Conn. bill would update law for same-sex marriage

HARTFORD, Conn. — As Connecticut lawmakers consider updating state law to conform with a court ruling that allows same-sex marriages, opponents of gay marriage fear their effort will go too far to promote homosexuality.

The legislators’ work is spurred by last year’s state Supreme Court decision that concluded same-sex couples have the right to wed in Connecticut. The state’s 2005 civil-union law doesn’t give same-sex couples equal status of married heterosexual couples, the court said.

The General Assembly’s judiciary committee is considering a bill to remove gender references in current state laws and transform same-sex civil unions into legally recognized marriages as of October 2010. The bill was the subject of a committee hearing last Friday.

The measure also would strip language from a 1991 state antidiscrimination law that says Connecticut does not condone gay marriage and will not set quotas for hiring gay workers or encourage teaching in school about same-sex lifestyles. Some lawmakers consider the language outdated and unnecessary.

The proposal to delete that language has upset opponents, who think the court ruling could be used to affect social policy in other matters, such as school curricula.

The Family Institute of Connecticut, which calls the court ruling undemocratic, said on its Web site that changing the 1991 law “goes beyond mere legislative housekeeping.”

Peter Wolfgang, the organization’s executive director, told the committee the proposed changes could be interpreted by “some enterprising judge” or others as encouragement to teach about homosexual lifestyles in schools.

“We don’t want this misread as some sort of affirmation, some sort of mandate, that things that are opposed to in parental rights or traditional public beliefs will now be taught in the public schools,” Wolfgang said.

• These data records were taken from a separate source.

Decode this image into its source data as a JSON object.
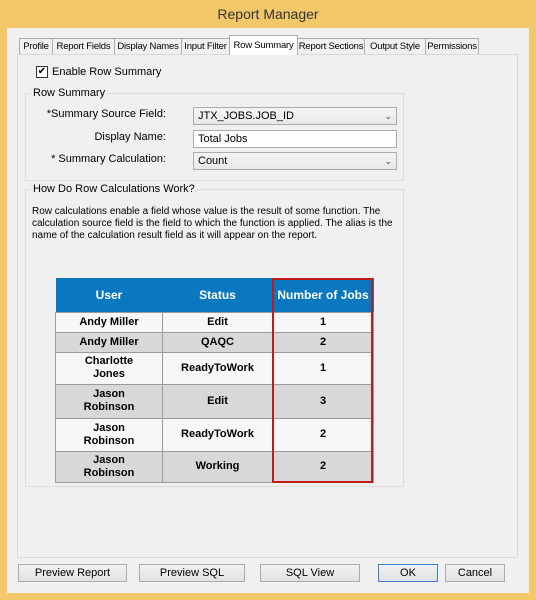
{
  "window": {
    "title": "Report Manager"
  },
  "tabs": [
    "Profile",
    "Report Fields",
    "Display Names",
    "Input Filter",
    "Row Summary",
    "Report Sections",
    "Output Style",
    "Permissions"
  ],
  "active_tab": "Row Summary",
  "enable_row_summary": {
    "label": "Enable Row Summary",
    "checked": true
  },
  "row_summary": {
    "title": "Row Summary",
    "source_label": "*Summary Source Field:",
    "source_value": "JTX_JOBS.JOB_ID",
    "display_label": "Display Name:",
    "display_value": "Total Jobs",
    "calc_label": "* Summary Calculation:",
    "calc_value": "Count"
  },
  "help": {
    "title": "How Do Row Calculations Work?",
    "text": "Row calculations enable a field whose value is the result of some function.  The calculation source field is the field to which the function is applied.  The alias is the name of the calculation result field as it will appear on the report.",
    "table": {
      "headers": [
        "User",
        "Status",
        "Number of Jobs"
      ],
      "rows": [
        [
          "Andy Miller",
          "Edit",
          "1"
        ],
        [
          "Andy Miller",
          "QAQC",
          "2"
        ],
        [
          "Charlotte Jones",
          "ReadyToWork",
          "1"
        ],
        [
          "Jason Robinson",
          "Edit",
          "3"
        ],
        [
          "Jason Robinson",
          "ReadyToWork",
          "2"
        ],
        [
          "Jason Robinson",
          "Working",
          "2"
        ]
      ],
      "header_color": "#0a78c0",
      "highlight_color": "#c41a1a"
    }
  },
  "buttons": {
    "preview_report": "Preview Report",
    "preview_sql": "Preview SQL",
    "sql_view": "SQL View",
    "ok": "OK",
    "cancel": "Cancel"
  }
}
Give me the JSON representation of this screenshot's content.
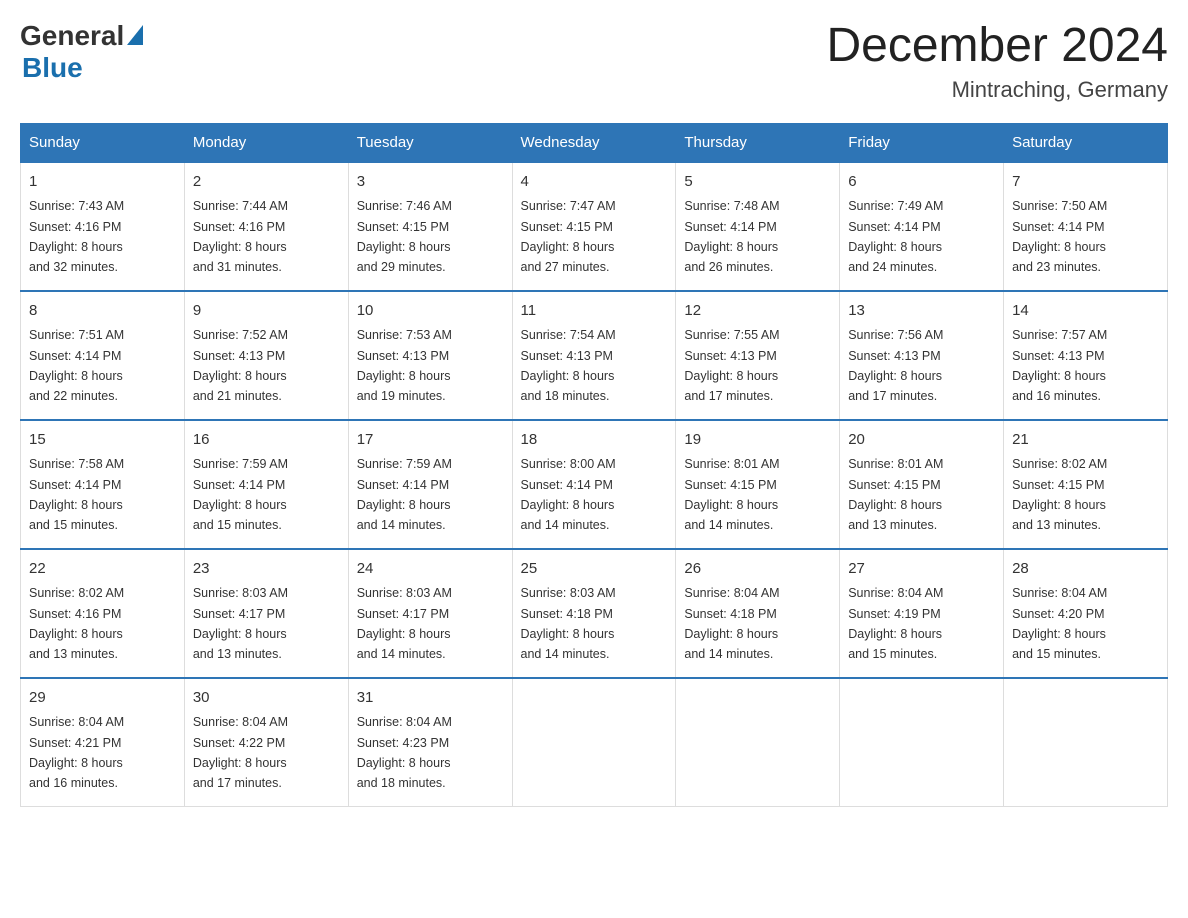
{
  "header": {
    "title": "December 2024",
    "subtitle": "Mintraching, Germany",
    "logo_general": "General",
    "logo_blue": "Blue"
  },
  "days_of_week": [
    "Sunday",
    "Monday",
    "Tuesday",
    "Wednesday",
    "Thursday",
    "Friday",
    "Saturday"
  ],
  "weeks": [
    [
      {
        "day": "1",
        "sunrise": "Sunrise: 7:43 AM",
        "sunset": "Sunset: 4:16 PM",
        "daylight": "Daylight: 8 hours",
        "daylight2": "and 32 minutes."
      },
      {
        "day": "2",
        "sunrise": "Sunrise: 7:44 AM",
        "sunset": "Sunset: 4:16 PM",
        "daylight": "Daylight: 8 hours",
        "daylight2": "and 31 minutes."
      },
      {
        "day": "3",
        "sunrise": "Sunrise: 7:46 AM",
        "sunset": "Sunset: 4:15 PM",
        "daylight": "Daylight: 8 hours",
        "daylight2": "and 29 minutes."
      },
      {
        "day": "4",
        "sunrise": "Sunrise: 7:47 AM",
        "sunset": "Sunset: 4:15 PM",
        "daylight": "Daylight: 8 hours",
        "daylight2": "and 27 minutes."
      },
      {
        "day": "5",
        "sunrise": "Sunrise: 7:48 AM",
        "sunset": "Sunset: 4:14 PM",
        "daylight": "Daylight: 8 hours",
        "daylight2": "and 26 minutes."
      },
      {
        "day": "6",
        "sunrise": "Sunrise: 7:49 AM",
        "sunset": "Sunset: 4:14 PM",
        "daylight": "Daylight: 8 hours",
        "daylight2": "and 24 minutes."
      },
      {
        "day": "7",
        "sunrise": "Sunrise: 7:50 AM",
        "sunset": "Sunset: 4:14 PM",
        "daylight": "Daylight: 8 hours",
        "daylight2": "and 23 minutes."
      }
    ],
    [
      {
        "day": "8",
        "sunrise": "Sunrise: 7:51 AM",
        "sunset": "Sunset: 4:14 PM",
        "daylight": "Daylight: 8 hours",
        "daylight2": "and 22 minutes."
      },
      {
        "day": "9",
        "sunrise": "Sunrise: 7:52 AM",
        "sunset": "Sunset: 4:13 PM",
        "daylight": "Daylight: 8 hours",
        "daylight2": "and 21 minutes."
      },
      {
        "day": "10",
        "sunrise": "Sunrise: 7:53 AM",
        "sunset": "Sunset: 4:13 PM",
        "daylight": "Daylight: 8 hours",
        "daylight2": "and 19 minutes."
      },
      {
        "day": "11",
        "sunrise": "Sunrise: 7:54 AM",
        "sunset": "Sunset: 4:13 PM",
        "daylight": "Daylight: 8 hours",
        "daylight2": "and 18 minutes."
      },
      {
        "day": "12",
        "sunrise": "Sunrise: 7:55 AM",
        "sunset": "Sunset: 4:13 PM",
        "daylight": "Daylight: 8 hours",
        "daylight2": "and 17 minutes."
      },
      {
        "day": "13",
        "sunrise": "Sunrise: 7:56 AM",
        "sunset": "Sunset: 4:13 PM",
        "daylight": "Daylight: 8 hours",
        "daylight2": "and 17 minutes."
      },
      {
        "day": "14",
        "sunrise": "Sunrise: 7:57 AM",
        "sunset": "Sunset: 4:13 PM",
        "daylight": "Daylight: 8 hours",
        "daylight2": "and 16 minutes."
      }
    ],
    [
      {
        "day": "15",
        "sunrise": "Sunrise: 7:58 AM",
        "sunset": "Sunset: 4:14 PM",
        "daylight": "Daylight: 8 hours",
        "daylight2": "and 15 minutes."
      },
      {
        "day": "16",
        "sunrise": "Sunrise: 7:59 AM",
        "sunset": "Sunset: 4:14 PM",
        "daylight": "Daylight: 8 hours",
        "daylight2": "and 15 minutes."
      },
      {
        "day": "17",
        "sunrise": "Sunrise: 7:59 AM",
        "sunset": "Sunset: 4:14 PM",
        "daylight": "Daylight: 8 hours",
        "daylight2": "and 14 minutes."
      },
      {
        "day": "18",
        "sunrise": "Sunrise: 8:00 AM",
        "sunset": "Sunset: 4:14 PM",
        "daylight": "Daylight: 8 hours",
        "daylight2": "and 14 minutes."
      },
      {
        "day": "19",
        "sunrise": "Sunrise: 8:01 AM",
        "sunset": "Sunset: 4:15 PM",
        "daylight": "Daylight: 8 hours",
        "daylight2": "and 14 minutes."
      },
      {
        "day": "20",
        "sunrise": "Sunrise: 8:01 AM",
        "sunset": "Sunset: 4:15 PM",
        "daylight": "Daylight: 8 hours",
        "daylight2": "and 13 minutes."
      },
      {
        "day": "21",
        "sunrise": "Sunrise: 8:02 AM",
        "sunset": "Sunset: 4:15 PM",
        "daylight": "Daylight: 8 hours",
        "daylight2": "and 13 minutes."
      }
    ],
    [
      {
        "day": "22",
        "sunrise": "Sunrise: 8:02 AM",
        "sunset": "Sunset: 4:16 PM",
        "daylight": "Daylight: 8 hours",
        "daylight2": "and 13 minutes."
      },
      {
        "day": "23",
        "sunrise": "Sunrise: 8:03 AM",
        "sunset": "Sunset: 4:17 PM",
        "daylight": "Daylight: 8 hours",
        "daylight2": "and 13 minutes."
      },
      {
        "day": "24",
        "sunrise": "Sunrise: 8:03 AM",
        "sunset": "Sunset: 4:17 PM",
        "daylight": "Daylight: 8 hours",
        "daylight2": "and 14 minutes."
      },
      {
        "day": "25",
        "sunrise": "Sunrise: 8:03 AM",
        "sunset": "Sunset: 4:18 PM",
        "daylight": "Daylight: 8 hours",
        "daylight2": "and 14 minutes."
      },
      {
        "day": "26",
        "sunrise": "Sunrise: 8:04 AM",
        "sunset": "Sunset: 4:18 PM",
        "daylight": "Daylight: 8 hours",
        "daylight2": "and 14 minutes."
      },
      {
        "day": "27",
        "sunrise": "Sunrise: 8:04 AM",
        "sunset": "Sunset: 4:19 PM",
        "daylight": "Daylight: 8 hours",
        "daylight2": "and 15 minutes."
      },
      {
        "day": "28",
        "sunrise": "Sunrise: 8:04 AM",
        "sunset": "Sunset: 4:20 PM",
        "daylight": "Daylight: 8 hours",
        "daylight2": "and 15 minutes."
      }
    ],
    [
      {
        "day": "29",
        "sunrise": "Sunrise: 8:04 AM",
        "sunset": "Sunset: 4:21 PM",
        "daylight": "Daylight: 8 hours",
        "daylight2": "and 16 minutes."
      },
      {
        "day": "30",
        "sunrise": "Sunrise: 8:04 AM",
        "sunset": "Sunset: 4:22 PM",
        "daylight": "Daylight: 8 hours",
        "daylight2": "and 17 minutes."
      },
      {
        "day": "31",
        "sunrise": "Sunrise: 8:04 AM",
        "sunset": "Sunset: 4:23 PM",
        "daylight": "Daylight: 8 hours",
        "daylight2": "and 18 minutes."
      },
      {
        "day": "",
        "sunrise": "",
        "sunset": "",
        "daylight": "",
        "daylight2": ""
      },
      {
        "day": "",
        "sunrise": "",
        "sunset": "",
        "daylight": "",
        "daylight2": ""
      },
      {
        "day": "",
        "sunrise": "",
        "sunset": "",
        "daylight": "",
        "daylight2": ""
      },
      {
        "day": "",
        "sunrise": "",
        "sunset": "",
        "daylight": "",
        "daylight2": ""
      }
    ]
  ]
}
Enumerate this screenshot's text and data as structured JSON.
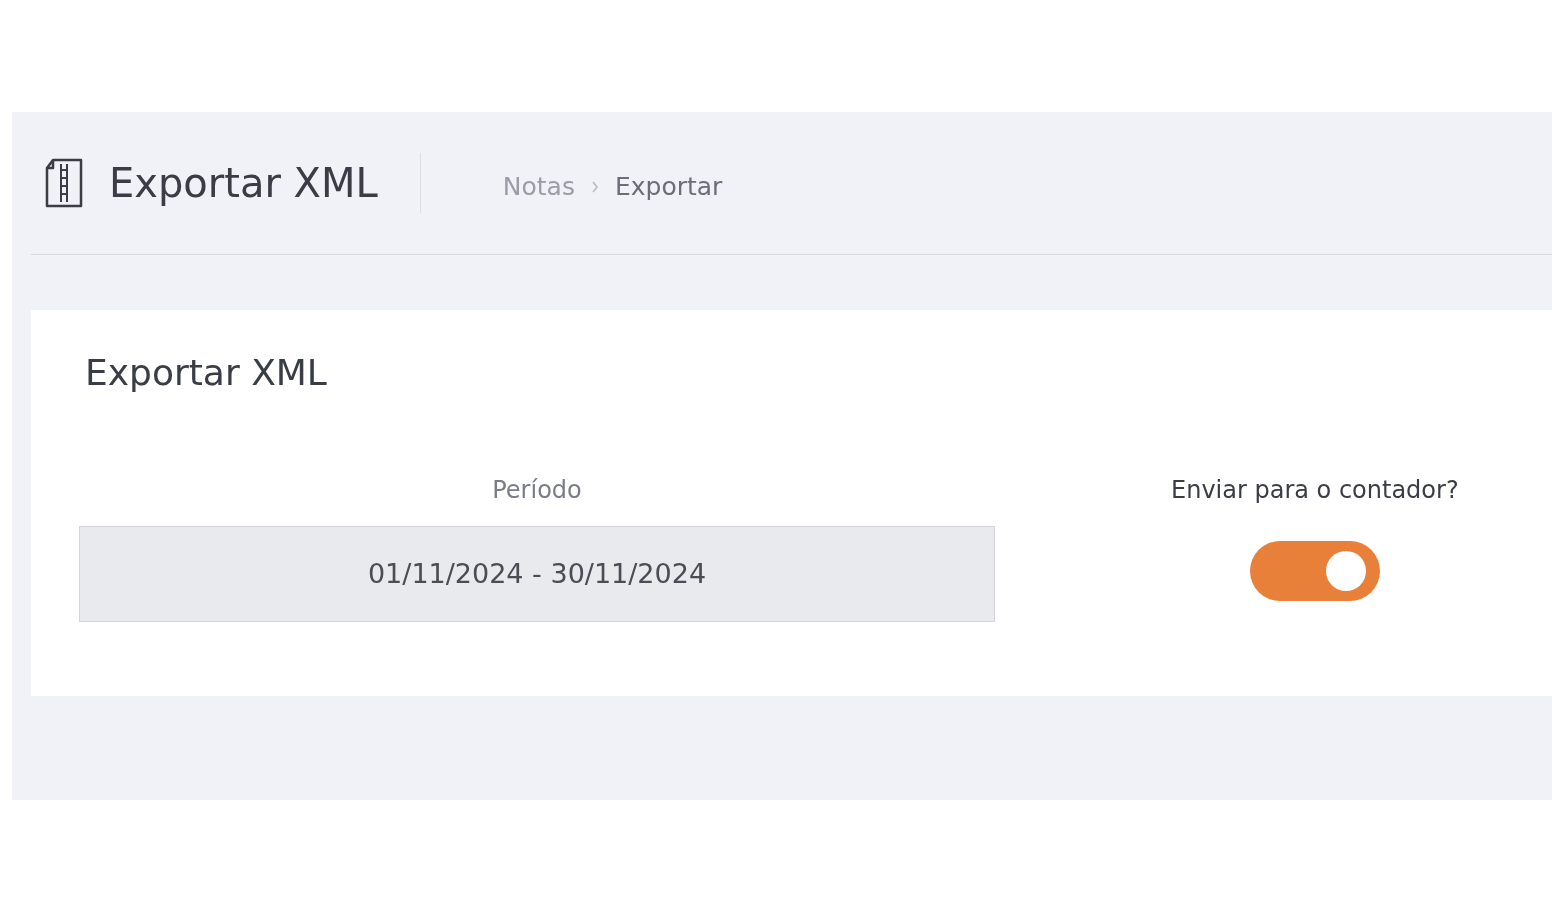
{
  "header": {
    "title": "Exportar XML",
    "breadcrumb": [
      {
        "label": "Notas"
      },
      {
        "label": "Exportar"
      }
    ]
  },
  "card": {
    "title": "Exportar XML",
    "period": {
      "label": "Período",
      "value": "01/11/2024 - 30/11/2024"
    },
    "send_to_accountant": {
      "label": "Enviar para o contador?",
      "on": true
    }
  }
}
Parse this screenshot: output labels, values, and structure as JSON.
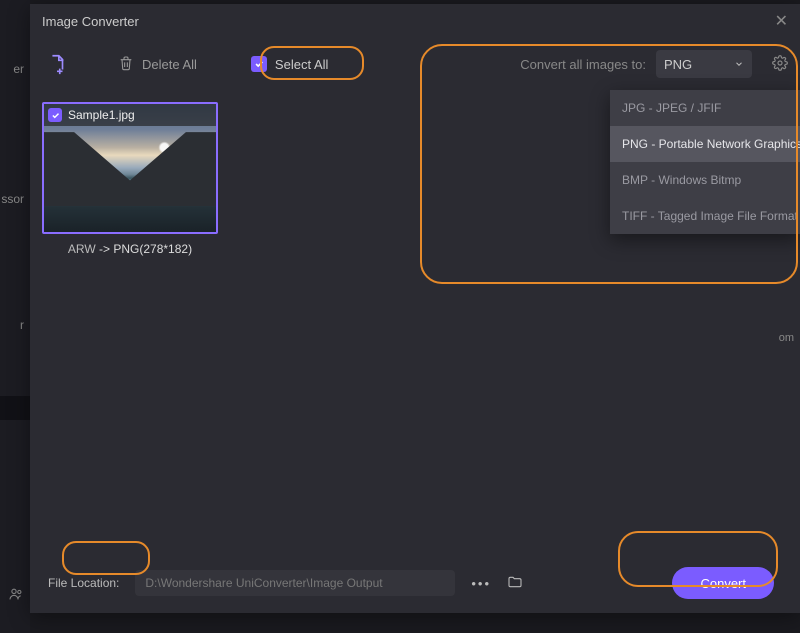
{
  "title": "Image Converter",
  "toolbar": {
    "delete_all": "Delete All",
    "select_all": "Select All",
    "convert_label": "Convert all images to:",
    "format_selected": "PNG"
  },
  "dropdown": {
    "options": [
      "JPG - JPEG / JFIF",
      "PNG - Portable Network Graphics",
      "BMP - Windows Bitmp",
      "TIFF - Tagged Image File Format"
    ],
    "active_index": 1
  },
  "thumb": {
    "filename": "Sample1.jpg",
    "caption_prefix": "ARW",
    "caption_suffix": " -> PNG(278*182)"
  },
  "footer": {
    "label": "File Location:",
    "path": "D:\\Wondershare UniConverter\\Image Output",
    "convert": "Convert"
  },
  "side": {
    "frag1": "er",
    "frag2": "ssor",
    "frag3": "r"
  },
  "corner": "om"
}
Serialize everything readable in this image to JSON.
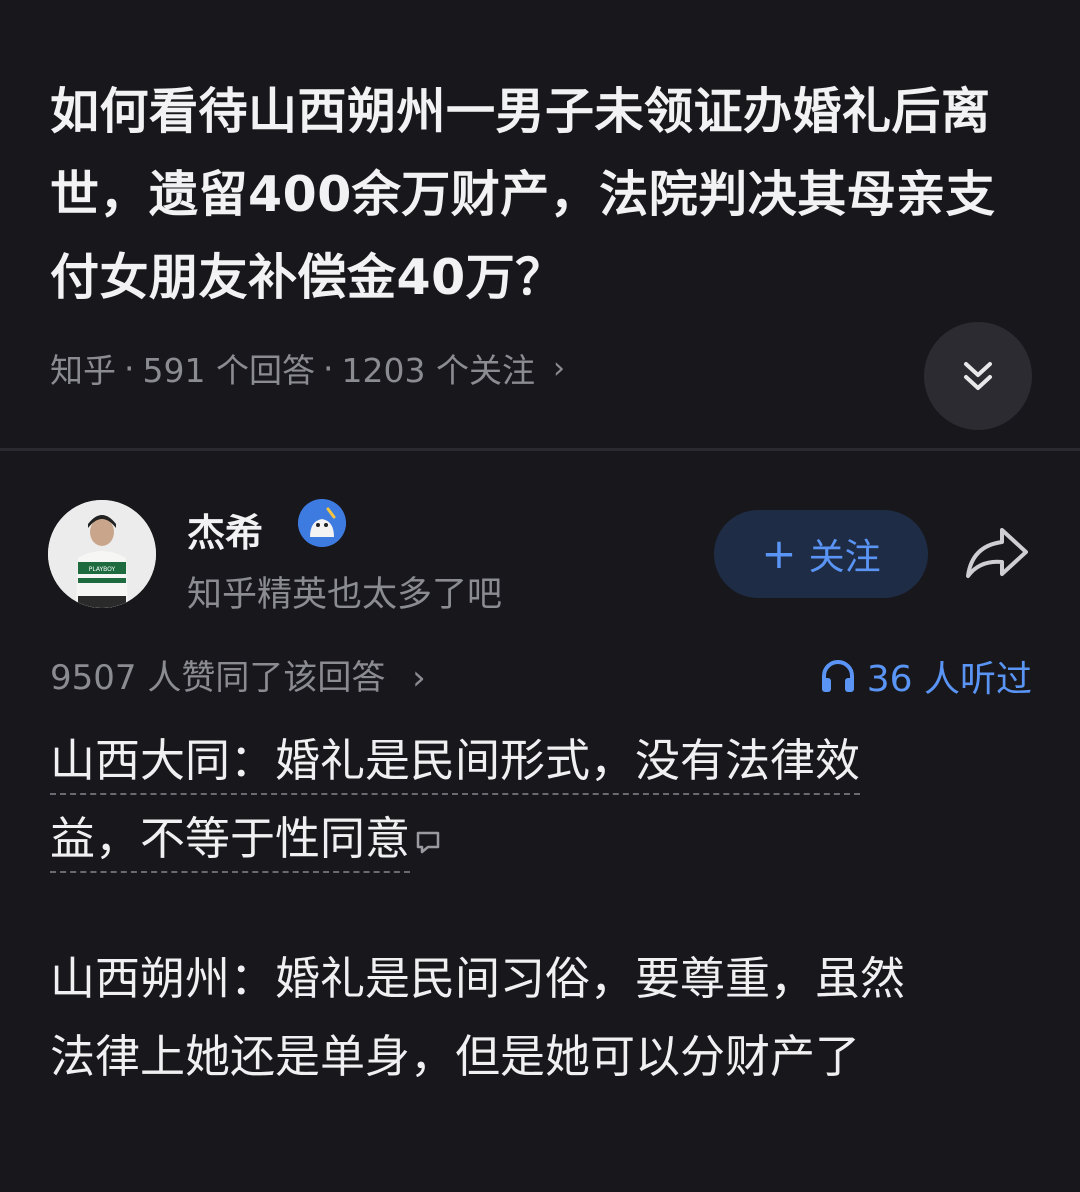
{
  "question": {
    "title": "如何看待山西朔州一男子未领证办婚礼后离世，遗留400余万财产，法院判决其母亲支付女朋友补偿金40万？",
    "source": "知乎",
    "answers": "591 个回答",
    "followers": "1203 个关注"
  },
  "author": {
    "name": "杰希",
    "bio": "知乎精英也太多了吧",
    "avatar_text": "PLAYBOY"
  },
  "actions": {
    "follow_label": "关注"
  },
  "stats": {
    "votes": "9507 人赞同了该回答",
    "listeners": "36 人听过"
  },
  "content": {
    "p1_line1": "山西大同：婚礼是民间形式，没有法律效",
    "p1_line2": "益，不等于性同意",
    "p2_line1": "山西朔州：婚礼是民间习俗，要尊重，虽然",
    "p2_line2": "法律上她还是单身，但是她可以分财产了"
  },
  "colors": {
    "background": "#18181c",
    "accent": "#5a95f5",
    "muted": "#8b8b92"
  },
  "icons": [
    "chevron-double-down-icon",
    "plus-icon",
    "share-icon",
    "headphones-icon",
    "comment-icon",
    "chevron-right-icon"
  ]
}
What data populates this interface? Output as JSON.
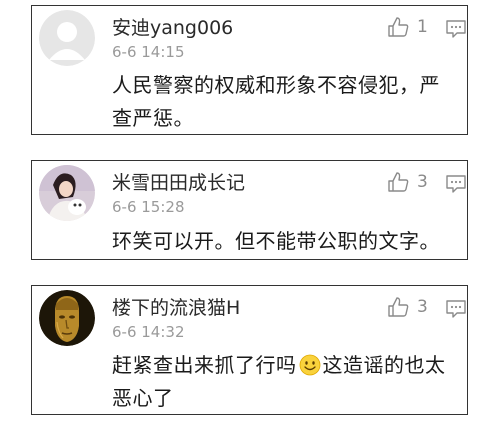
{
  "comments": [
    {
      "username": "安迪yang006",
      "timestamp": "6-6 14:15",
      "likes": "1",
      "avatar_icon": "default-user-silhouette",
      "text_before": "人民警察的权威和形象不容侵犯，严查严惩。",
      "text_after": ""
    },
    {
      "username": "米雪田田成长记",
      "timestamp": "6-6 15:28",
      "likes": "3",
      "avatar_icon": "photo-girl-with-white-dog",
      "text_before": "环笑可以开。但不能带公职的文字。",
      "text_after": ""
    },
    {
      "username": "楼下的流浪猫H",
      "timestamp": "6-6 14:32",
      "likes": "3",
      "avatar_icon": "golden-statue-head",
      "text_before": "赶紧查出来抓了行吗",
      "emoji": "smiley-face-emoji",
      "text_after": "这造谣的也太恶心了"
    }
  ],
  "icons": {
    "like": "thumbs-up-outline",
    "reply": "speech-bubble-outline"
  },
  "colors": {
    "username": "#2a2a2a",
    "timestamp": "#9a9a9a",
    "icon_gray": "#8a8a8a",
    "border": "#333333"
  }
}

Waterbury resident Robert Muckle Sr. told lawmakers he worries about the effect on children if same-sex relationships are condoned or encouraged by educators.

“Things are bad enough in our schools with the teaching of comprehensive sex education without the added promotion of homosexuality and bisexuality,” he said.

State Rep. Michael Lawlor (D-East Haven), co-chairman of the judiciary committee, said the 1991 language prohibited actions that were never likely to occur anyway, such as setting quotas for hiring gay workers or pushing teachers to promote homosexuality.

It was added only to appease people who otherwise might have blocked the antidiscrimination bill, Lawlor said.

The language is a vestige of past discrimination that should be removed, said attorney Bennett Klein of Boston-based Gay and Lesbian Advocates & Defenders, which represented the gay couples who won the Supreme Court decision.

“It’s meaningless language other than to express prejudice,” he said.

State Rep. Beth Bye (D-West Hartford), whose ceremony with her partner, Tracey Wilson, was Connecticut’s first same-sex marriage, said the updates to state law are much more than mere procedure.

“Marriage has meaning in our culture, and marriage has meaning in our state and to my family,” Bye, displaying her marriage license, told fellow lawmakers last Friday.

The judiciary committee did not immediately act on the proposed changes, which would require full General Assembly approval.

Only Connecticut and Massachusetts have legalized gay marriage, although the unions were legal in California for five months until a state referendum to ban gay marriage passed last fall.

Vermont, New Jersey, California, New Hampshire, Oregon, Washington and the District of Columbia have laws that either recognize civil unions or domestic partnerships that afford same-sex couples similar rights to marriage. Thirty states have gay-marriage bans in their constitutions.

Connecticut had 2,140 civil unions recorded as of last Friday, including 24 since the Oct. 10 Supreme Court decision.

Some church and conservative group leaders also want lawmakers to let Connecticut justices of the peace and anyone else with religious objections — such as wedding photographers or florists — refuse to participate in same-sex ceremonies.

“A situation has been created by the [court] decision where state policy seriously conflicts with the religious beliefs of a large number of people within the state,” said David Reynolds, a spokesperson for the Connecticut Catholic Conference.

The law would exempt clergy from performing same-sex marriages based on their religious beliefs. However, some legislators say justices of the peace are state officials and must perform the ceremonies, since they are legally prohibited from discriminating based on sexual orientation.